The articular surfaces involve the head of the mandible, the articular tubercle of the temporal bone, and the mandibular fossa.
The articular surfaces of the TMJ are covered by fibrocartilage (rather than hyaline cartilage as in a typical synovial joint).
An articular disc divides the joint into two separate joint cavities.
A thickening of the joint capsule forms the lateral ligament (temporomandibular ligament) which strengthens the TMJ and, with the postglenoid tubercle, acts to prevent posterior displacement of the joint.
Lateral ligament (TMJ)
is a thickening of the fibrous joint capsule of the TMJ.
It helps to provide lateral stability to the joint.
Articular Disc (TMJ)
The TMJ has a single joint capsule, but is divided into two synovial joint spaces by an articular disc.
To open the mouth wider than just separating the upper and lower teeth, the head of the mandible and articular disc must move anteriorly on the articular tubercle (aka “articular eminence”).
In dentistry, this movement is referred to as “translation.”
Note the relative position of the articular tubercle and mandibular head in the “mouth open” and “mouth closed” positions.
Movements of the mandible at the TMJ include:
5. Lateral Excursion (or Lateral Deviation)
Note: The reference point for these movements is the chin.

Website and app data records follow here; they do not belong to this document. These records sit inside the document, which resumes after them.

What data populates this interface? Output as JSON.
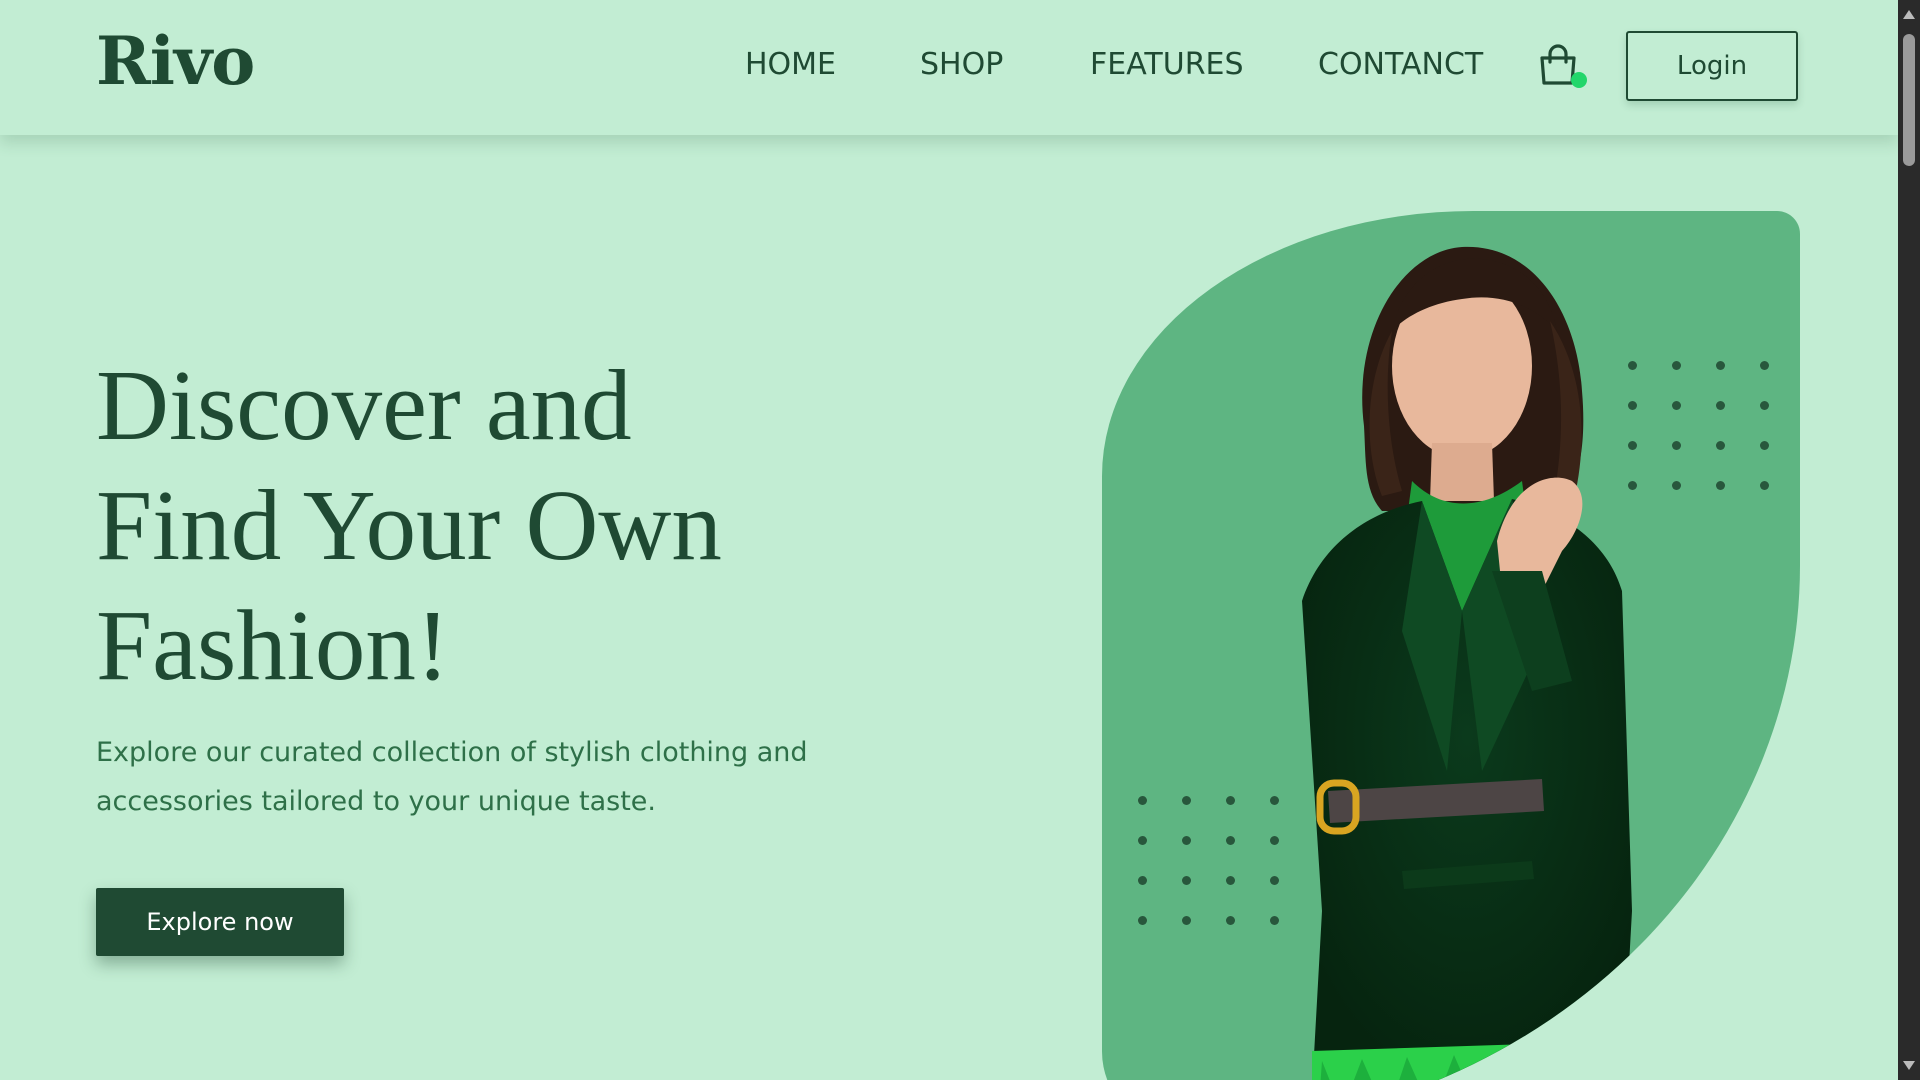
{
  "header": {
    "logo": "Rivo",
    "nav": [
      {
        "label": "HOME"
      },
      {
        "label": "SHOP"
      },
      {
        "label": "FEATURES"
      },
      {
        "label": "CONTANCT"
      }
    ],
    "cart_icon": "shopping-bag-icon",
    "login_label": "Login"
  },
  "hero": {
    "title_lines": [
      "Discover and",
      "Find Your Own",
      "Fashion!"
    ],
    "subtitle": "Explore our curated collection of stylish clothing and accessories tailored to your unique taste.",
    "cta_label": "Explore now",
    "image": "woman-in-green-blazer-photo"
  },
  "colors": {
    "background": "#c2edd3",
    "primary": "#1f4a33",
    "accent_blob": "#5eb582",
    "cart_badge": "#22d66a",
    "subtitle_text": "#2e7048"
  }
}
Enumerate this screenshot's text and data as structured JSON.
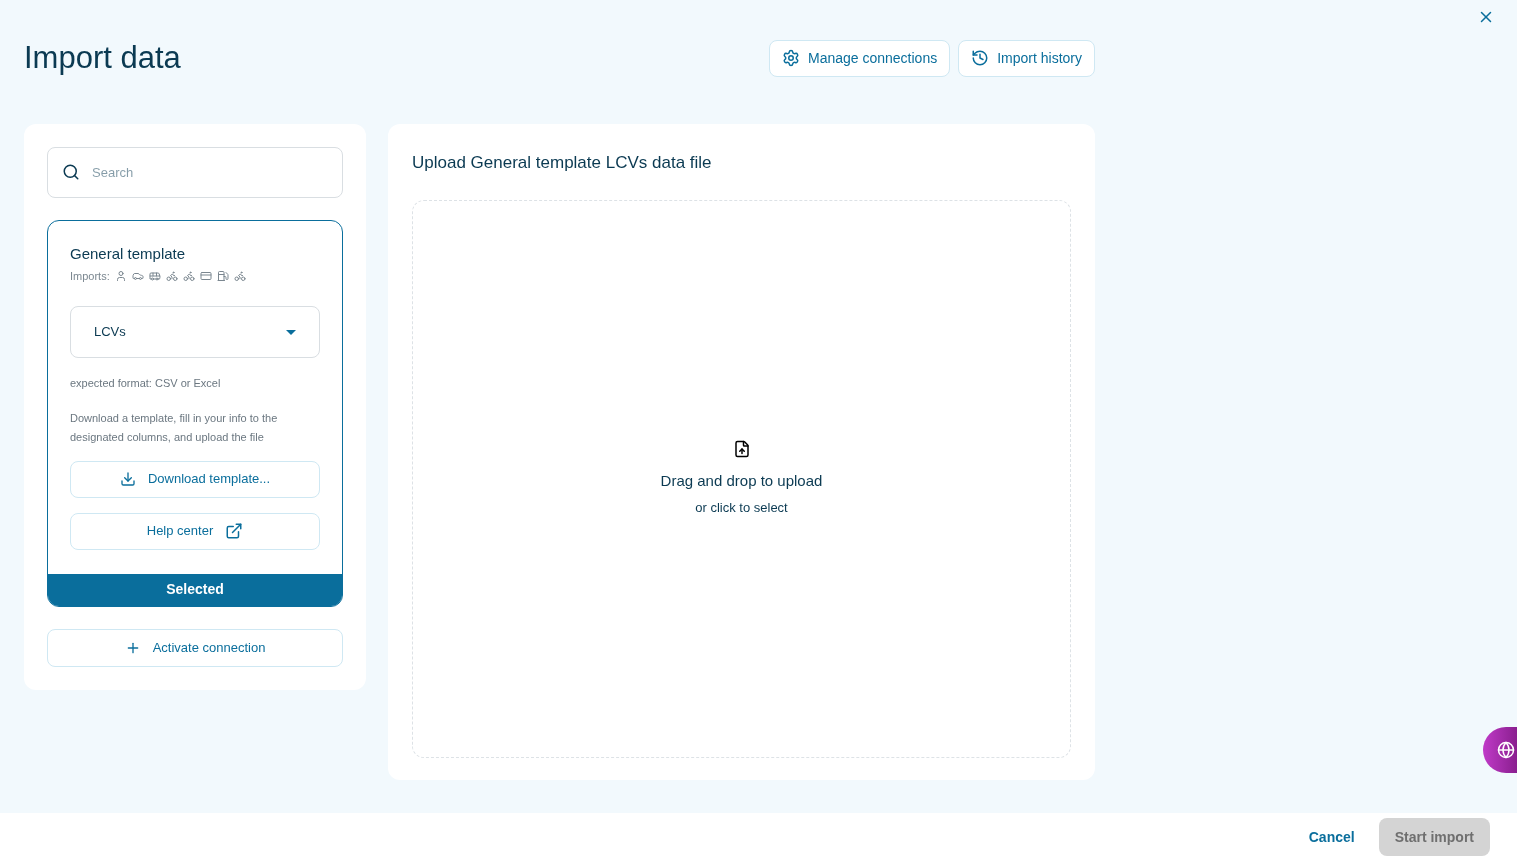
{
  "title": "Import data",
  "header_buttons": [
    {
      "kind": "gear",
      "label": "Manage connections"
    },
    {
      "kind": "history",
      "label": "Import history"
    }
  ],
  "search": {
    "placeholder": "Search"
  },
  "template": {
    "title": "General template",
    "imports_label": "Imports:",
    "dropdown": {
      "value": "LCVs"
    },
    "format": "expected format: CSV or Excel",
    "description": "Download a template, fill in your info to the designated columns, and upload the file",
    "download": "Download template...",
    "help": "Help center",
    "selected": true,
    "selected_label": "Selected"
  },
  "activate": "Activate connection",
  "upload": {
    "title": "Upload General template LCVs data file",
    "main": "Drag and drop to upload",
    "sub": "or click to select"
  },
  "footer": {
    "cancel": "Cancel",
    "start": {
      "label": "Start import",
      "disabled": true
    }
  }
}
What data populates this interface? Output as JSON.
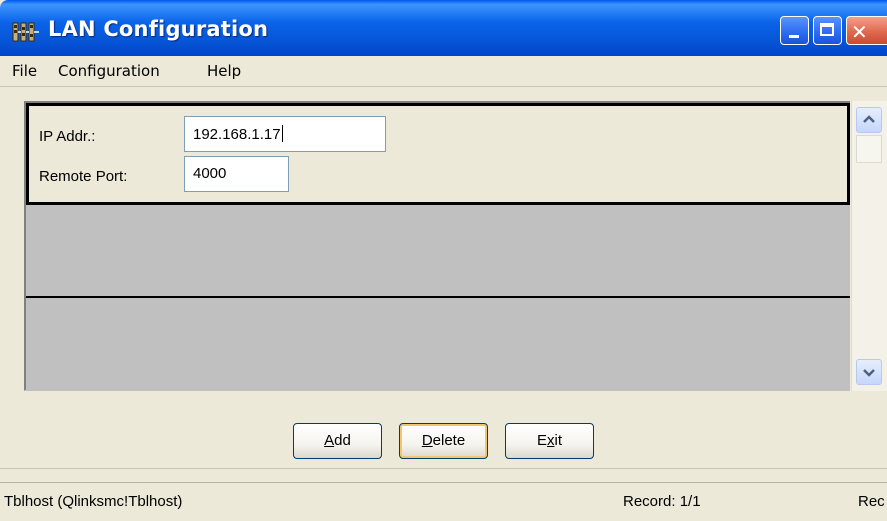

origin: temporal fossa & deep surface of temporal fascia
insert: coronoid process & anterior border of mandibular ramus